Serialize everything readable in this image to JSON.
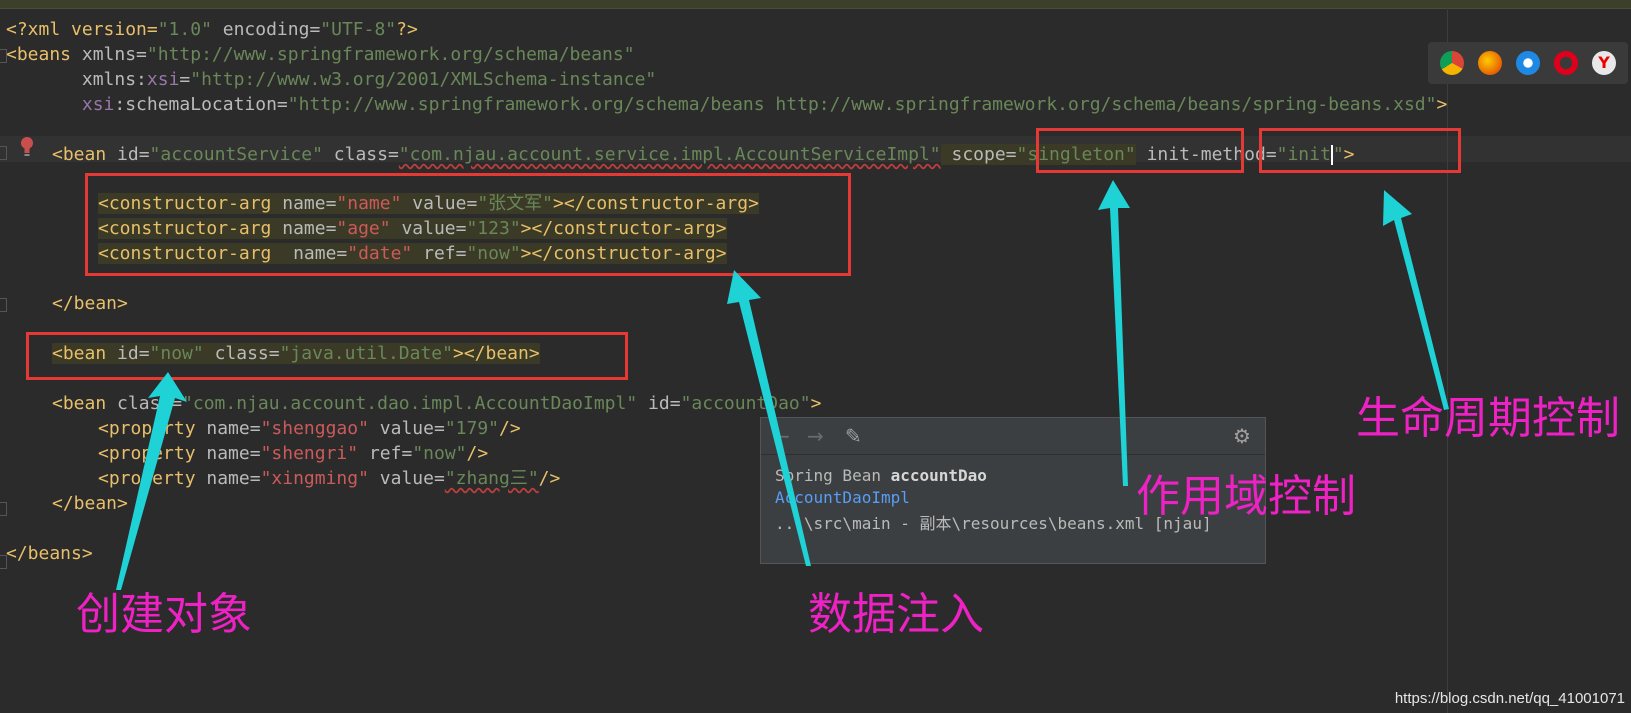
{
  "code_lines": {
    "l1": {
      "a": "<?xml version=",
      "b": "\"1.0\"",
      "c": " encoding=",
      "d": "\"UTF-8\"",
      "e": "?>"
    },
    "l2": {
      "a": "<beans",
      " b": " xmlns=",
      "c": "\"http://www.springframework.org/schema/beans\""
    },
    "l3": {
      "a": "       xmlns:",
      "b": "xsi",
      "c": "=",
      "d": "\"http://www.w3.org/2001/XMLSchema-instance\""
    },
    "l4": {
      "a": "       ",
      "b": "xsi",
      "c": ":schemaLocation=",
      "d": "\"http://www.springframework.org/schema/beans http://www.springframework.org/schema/beans/spring-beans.xsd\"",
      "e": ">"
    },
    "l5": {
      "a": "<bean",
      "b": " id=",
      "c": "\"accountService\"",
      "d": " class=",
      "e": "\"com.njau.account.service.impl.AccountServiceImpl\"",
      "f": " scope=",
      "g": "\"singleton\"",
      "h": " init-method=",
      "i": "\"init",
      "j": "\"",
      "k": ">"
    },
    "l6": {
      "a": "<constructor-arg",
      "b": " name=",
      "c": "\"name\"",
      "d": " value=",
      "e": "\"张文军\"",
      "f": "></constructor-arg>"
    },
    "l7": {
      "a": "<constructor-arg",
      "b": " name=",
      "c": "\"age\"",
      "d": " value=",
      "e": "\"123\"",
      "f": "></constructor-arg>"
    },
    "l8": {
      "a": "<constructor-arg",
      "b": "  name=",
      "c": "\"date\"",
      "d": " ref=",
      "e": "\"now\"",
      "f": "></constructor-arg>"
    },
    "l9": {
      "a": "</bean>"
    },
    "l10": {
      "a": "<bean",
      "b": " id=",
      "c": "\"now\"",
      "d": " class=",
      "e": "\"java.util.Date\"",
      "f": "></bean>"
    },
    "l11": {
      "a": "<bean",
      "b": " class=",
      "c": "\"com.njau.account.dao.impl.AccountDaoImpl\"",
      "d": " id=",
      "e": "\"accountDao\"",
      "f": ">"
    },
    "l12": {
      "a": "<property",
      "b": " name=",
      "c": "\"shenggao\"",
      "d": " value=",
      "e": "\"179\"",
      "f": "/>"
    },
    "l13": {
      "a": "<property",
      "b": " name=",
      "c": "\"shengri\"",
      "d": " ref=",
      "e": "\"now\"",
      "f": "/>"
    },
    "l14": {
      "a": "<property",
      "b": " name=",
      "c": "\"xingming\"",
      "d": " value=",
      "e": "\"zhang三\"",
      "f": "/>"
    },
    "l15": {
      "a": "</bean>"
    },
    "l16": {
      "a": "</beans>"
    }
  },
  "popup": {
    "line1_prefix": "Spring Bean ",
    "line1_bold": "accountDao",
    "line2_link": "AccountDaoImpl",
    "line3": "...\\src\\main - 副本\\resources\\beans.xml [njau]"
  },
  "annotations": {
    "create_object": "创建对象",
    "data_injection": "数据注入",
    "scope_control": "作用域控制",
    "lifecycle_control": "生命周期控制"
  },
  "browser_icons": [
    "chrome-icon",
    "firefox-icon",
    "safari-icon",
    "opera-icon",
    "yandex-icon"
  ],
  "watermark": "https://blog.csdn.net/qq_41001071",
  "colors": {
    "annotation": "#ee22c4",
    "arrow": "#1ed2d6",
    "box": "#e53935"
  }
}
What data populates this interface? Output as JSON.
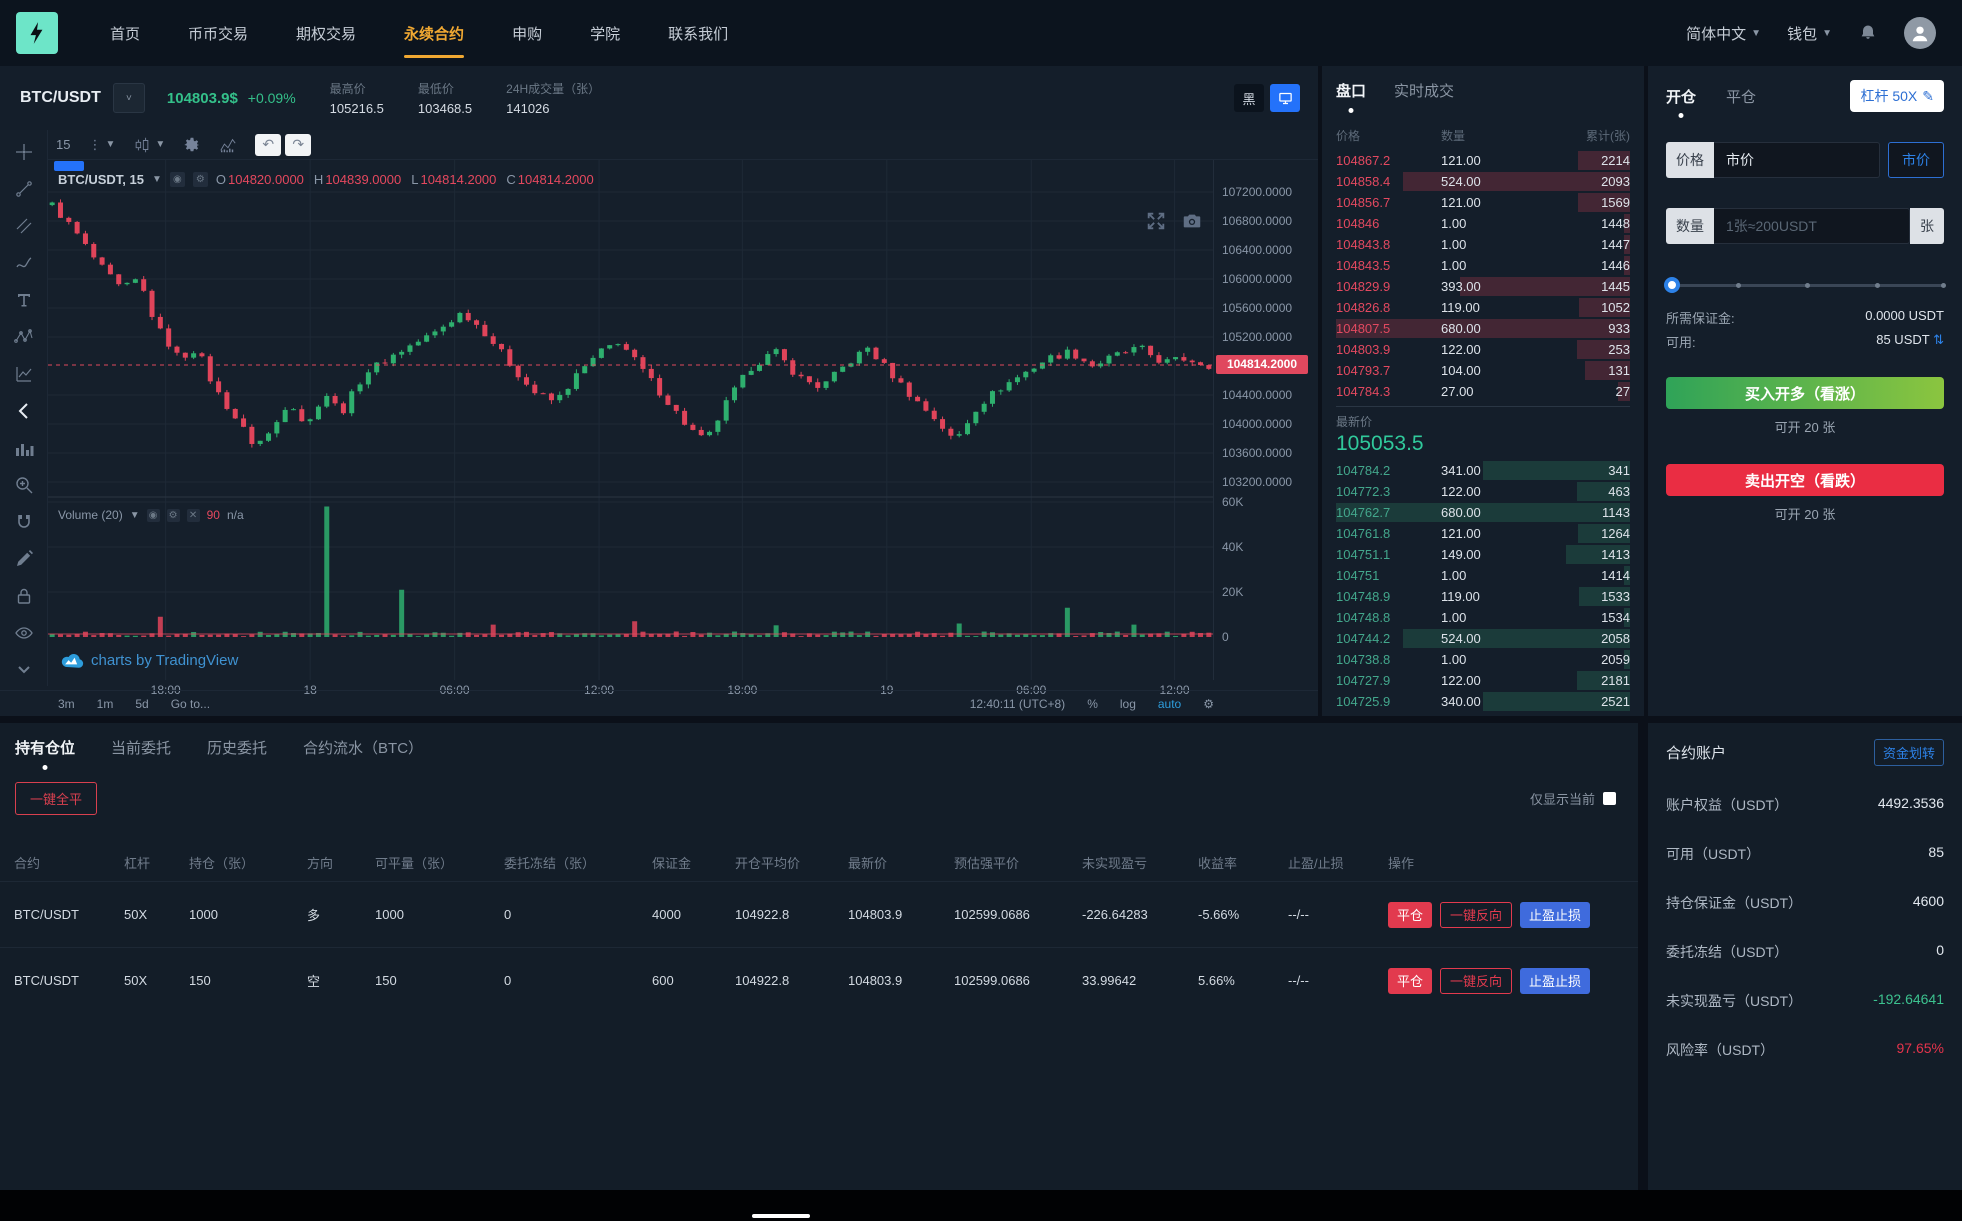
{
  "navbar": {
    "items": [
      "首页",
      "币币交易",
      "期权交易",
      "永续合约",
      "申购",
      "学院",
      "联系我们"
    ],
    "active_index": 3,
    "language": "简体中文",
    "wallet": "钱包"
  },
  "market_header": {
    "pair": "BTC/USDT",
    "price": "104803.9$",
    "change": "+0.09%",
    "stats": [
      {
        "label": "最高价",
        "value": "105216.5"
      },
      {
        "label": "最低价",
        "value": "103468.5"
      },
      {
        "label": "24H成交量（张）",
        "value": "141026"
      }
    ],
    "theme_dark_label": "黑"
  },
  "chart": {
    "interval": "15",
    "toolbar_left": [
      "crosshair",
      "trend-line",
      "parallel-channel",
      "brush",
      "text",
      "xabcd-pattern",
      "forecast",
      "arrow-back",
      "histogram",
      "zoom",
      "magnet",
      "edit",
      "lock",
      "eye",
      "chevron-down"
    ],
    "legend": {
      "symbol": "BTC/USDT, 15",
      "o_k": "O",
      "o": "104820.0000",
      "h_k": "H",
      "h": "104839.0000",
      "l_k": "L",
      "l": "104814.2000",
      "c_k": "C",
      "c": "104814.2000"
    },
    "volume_legend": {
      "label": "Volume (20)",
      "value": "90",
      "na": "n/a"
    },
    "watermark": "charts by TradingView",
    "price_tag": "104814.2000",
    "bottom_left": [
      "3m",
      "1m",
      "5d",
      "Go to..."
    ],
    "bottom_right": {
      "time": "12:40:11 (UTC+8)",
      "percent": "%",
      "log": "log",
      "auto": "auto"
    },
    "chart_data": {
      "type": "candlestick",
      "symbol": "BTC/USDT",
      "interval_minutes": 15,
      "y_ticks": [
        {
          "label": "107200.0000",
          "price": 107200
        },
        {
          "label": "106800.0000",
          "price": 106800
        },
        {
          "label": "106400.0000",
          "price": 106400
        },
        {
          "label": "106000.0000",
          "price": 106000
        },
        {
          "label": "105600.0000",
          "price": 105600
        },
        {
          "label": "105200.0000",
          "price": 105200
        },
        {
          "label": "104400.0000",
          "price": 104400
        },
        {
          "label": "104000.0000",
          "price": 104000
        },
        {
          "label": "103600.0000",
          "price": 103600
        },
        {
          "label": "103200.0000",
          "price": 103200
        }
      ],
      "vol_ticks": [
        {
          "label": "60K",
          "value": 60000
        },
        {
          "label": "40K",
          "value": 40000
        },
        {
          "label": "20K",
          "value": 20000
        },
        {
          "label": "0",
          "value": 0
        }
      ],
      "x_ticks": [
        {
          "label": "18:00",
          "f": 0.101
        },
        {
          "label": "18",
          "f": 0.225
        },
        {
          "label": "06:00",
          "f": 0.349
        },
        {
          "label": "12:00",
          "f": 0.473
        },
        {
          "label": "18:00",
          "f": 0.596
        },
        {
          "label": "19",
          "f": 0.72
        },
        {
          "label": "06:00",
          "f": 0.844
        },
        {
          "label": "12:00",
          "f": 0.967
        }
      ],
      "last_price": 104814.2,
      "price_anchors": [
        [
          0,
          107020
        ],
        [
          0.02,
          106650
        ],
        [
          0.04,
          106200
        ],
        [
          0.06,
          105850
        ],
        [
          0.075,
          106000
        ],
        [
          0.09,
          105350
        ],
        [
          0.11,
          104900
        ],
        [
          0.125,
          105050
        ],
        [
          0.14,
          104500
        ],
        [
          0.16,
          104050
        ],
        [
          0.175,
          103700
        ],
        [
          0.19,
          103900
        ],
        [
          0.205,
          104350
        ],
        [
          0.22,
          103950
        ],
        [
          0.235,
          104450
        ],
        [
          0.25,
          104150
        ],
        [
          0.27,
          104700
        ],
        [
          0.3,
          105000
        ],
        [
          0.33,
          105250
        ],
        [
          0.355,
          105550
        ],
        [
          0.375,
          105250
        ],
        [
          0.395,
          104850
        ],
        [
          0.415,
          104450
        ],
        [
          0.435,
          104300
        ],
        [
          0.455,
          104700
        ],
        [
          0.475,
          105000
        ],
        [
          0.49,
          105150
        ],
        [
          0.51,
          104750
        ],
        [
          0.53,
          104350
        ],
        [
          0.55,
          103950
        ],
        [
          0.565,
          103750
        ],
        [
          0.585,
          104350
        ],
        [
          0.605,
          104800
        ],
        [
          0.625,
          105000
        ],
        [
          0.645,
          104650
        ],
        [
          0.665,
          104500
        ],
        [
          0.685,
          104800
        ],
        [
          0.705,
          105050
        ],
        [
          0.725,
          104700
        ],
        [
          0.745,
          104350
        ],
        [
          0.765,
          104050
        ],
        [
          0.78,
          103750
        ],
        [
          0.8,
          104250
        ],
        [
          0.82,
          104500
        ],
        [
          0.84,
          104700
        ],
        [
          0.86,
          104900
        ],
        [
          0.88,
          105000
        ],
        [
          0.9,
          104800
        ],
        [
          0.92,
          104950
        ],
        [
          0.94,
          105050
        ],
        [
          0.96,
          104850
        ],
        [
          0.98,
          104900
        ],
        [
          1,
          104814
        ]
      ],
      "volume_spikes": [
        {
          "f": 0.09,
          "v": 9000
        },
        {
          "f": 0.235,
          "v": 58000
        },
        {
          "f": 0.3,
          "v": 21000
        },
        {
          "f": 0.375,
          "v": 5500
        },
        {
          "f": 0.5,
          "v": 7000
        },
        {
          "f": 0.62,
          "v": 5200
        },
        {
          "f": 0.78,
          "v": 6000
        },
        {
          "f": 0.87,
          "v": 13000
        },
        {
          "f": 0.93,
          "v": 5500
        }
      ]
    }
  },
  "orderbook": {
    "tabs": [
      "盘口",
      "实时成交"
    ],
    "columns": [
      "价格",
      "数量",
      "累计(张)"
    ],
    "asks": [
      [
        "104867.2",
        "121.00",
        "2214"
      ],
      [
        "104858.4",
        "524.00",
        "2093"
      ],
      [
        "104856.7",
        "121.00",
        "1569"
      ],
      [
        "104846",
        "1.00",
        "1448"
      ],
      [
        "104843.8",
        "1.00",
        "1447"
      ],
      [
        "104843.5",
        "1.00",
        "1446"
      ],
      [
        "104829.9",
        "393.00",
        "1445"
      ],
      [
        "104826.8",
        "119.00",
        "1052"
      ],
      [
        "104807.5",
        "680.00",
        "933"
      ],
      [
        "104803.9",
        "122.00",
        "253"
      ],
      [
        "104793.7",
        "104.00",
        "131"
      ],
      [
        "104784.3",
        "27.00",
        "27"
      ]
    ],
    "last_price_label": "最新价",
    "last_price": "105053.5",
    "bids": [
      [
        "104784.2",
        "341.00",
        "341"
      ],
      [
        "104772.3",
        "122.00",
        "463"
      ],
      [
        "104762.7",
        "680.00",
        "1143"
      ],
      [
        "104761.8",
        "121.00",
        "1264"
      ],
      [
        "104751.1",
        "149.00",
        "1413"
      ],
      [
        "104751",
        "1.00",
        "1414"
      ],
      [
        "104748.9",
        "119.00",
        "1533"
      ],
      [
        "104748.8",
        "1.00",
        "1534"
      ],
      [
        "104744.2",
        "524.00",
        "2058"
      ],
      [
        "104738.8",
        "1.00",
        "2059"
      ],
      [
        "104727.9",
        "122.00",
        "2181"
      ],
      [
        "104725.9",
        "340.00",
        "2521"
      ]
    ]
  },
  "trade_panel": {
    "tabs": [
      "开仓",
      "平仓"
    ],
    "leverage": "杠杆 50X",
    "price_label": "价格",
    "price_value": "市价",
    "market_btn": "市价",
    "amount_label": "数量",
    "amount_placeholder": "1张≈200USDT",
    "unit": "张",
    "margin_label": "所需保证金:",
    "margin_value": "0.0000 USDT",
    "available_label": "可用:",
    "available_value": "85 USDT",
    "buy_btn": "买入开多（看涨）",
    "buy_hint": "可开 20 张",
    "sell_btn": "卖出开空（看跌）",
    "sell_hint": "可开 20 张"
  },
  "positions": {
    "tabs": [
      "持有仓位",
      "当前委托",
      "历史委托",
      "合约流水（BTC）"
    ],
    "close_all_btn": "一键全平",
    "only_current": "仅显示当前",
    "columns": [
      "合约",
      "杠杆",
      "持仓（张）",
      "方向",
      "可平量（张）",
      "委托冻结（张）",
      "保证金",
      "开仓平均价",
      "最新价",
      "预估强平价",
      "未实现盈亏",
      "收益率",
      "止盈/止损",
      "操作"
    ],
    "actions": [
      "平仓",
      "一键反向",
      "止盈止损"
    ],
    "rows": [
      [
        "BTC/USDT",
        "50X",
        "1000",
        "多",
        "1000",
        "0",
        "4000",
        "104922.8",
        "104803.9",
        "102599.0686",
        "-226.64283",
        "-5.66%",
        "--/--"
      ],
      [
        "BTC/USDT",
        "50X",
        "150",
        "空",
        "150",
        "0",
        "600",
        "104922.8",
        "104803.9",
        "102599.0686",
        "33.99642",
        "5.66%",
        "--/--"
      ]
    ]
  },
  "account": {
    "title": "合约账户",
    "transfer_link": "资金划转",
    "rows": [
      {
        "label": "账户权益（USDT）",
        "value": "4492.3536",
        "tone": ""
      },
      {
        "label": "可用（USDT）",
        "value": "85",
        "tone": ""
      },
      {
        "label": "持仓保证金（USDT）",
        "value": "4600",
        "tone": ""
      },
      {
        "label": "委托冻结（USDT）",
        "value": "0",
        "tone": ""
      },
      {
        "label": "未实现盈亏（USDT）",
        "value": "-192.64641",
        "tone": "green"
      },
      {
        "label": "风险率（USDT）",
        "value": "97.65%",
        "tone": "red"
      }
    ]
  },
  "colors": {
    "accent_orange": "#f0a832",
    "green": "#30c99b",
    "red": "#e34960",
    "blue": "#2d82e8",
    "candle_up": "#2eaf6e",
    "candle_down": "#e0445a"
  }
}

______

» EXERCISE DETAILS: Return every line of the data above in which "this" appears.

» ANSWER BOX:
Serialize everything readable in this image to JSON.
What data populates this interface? Output as JSON.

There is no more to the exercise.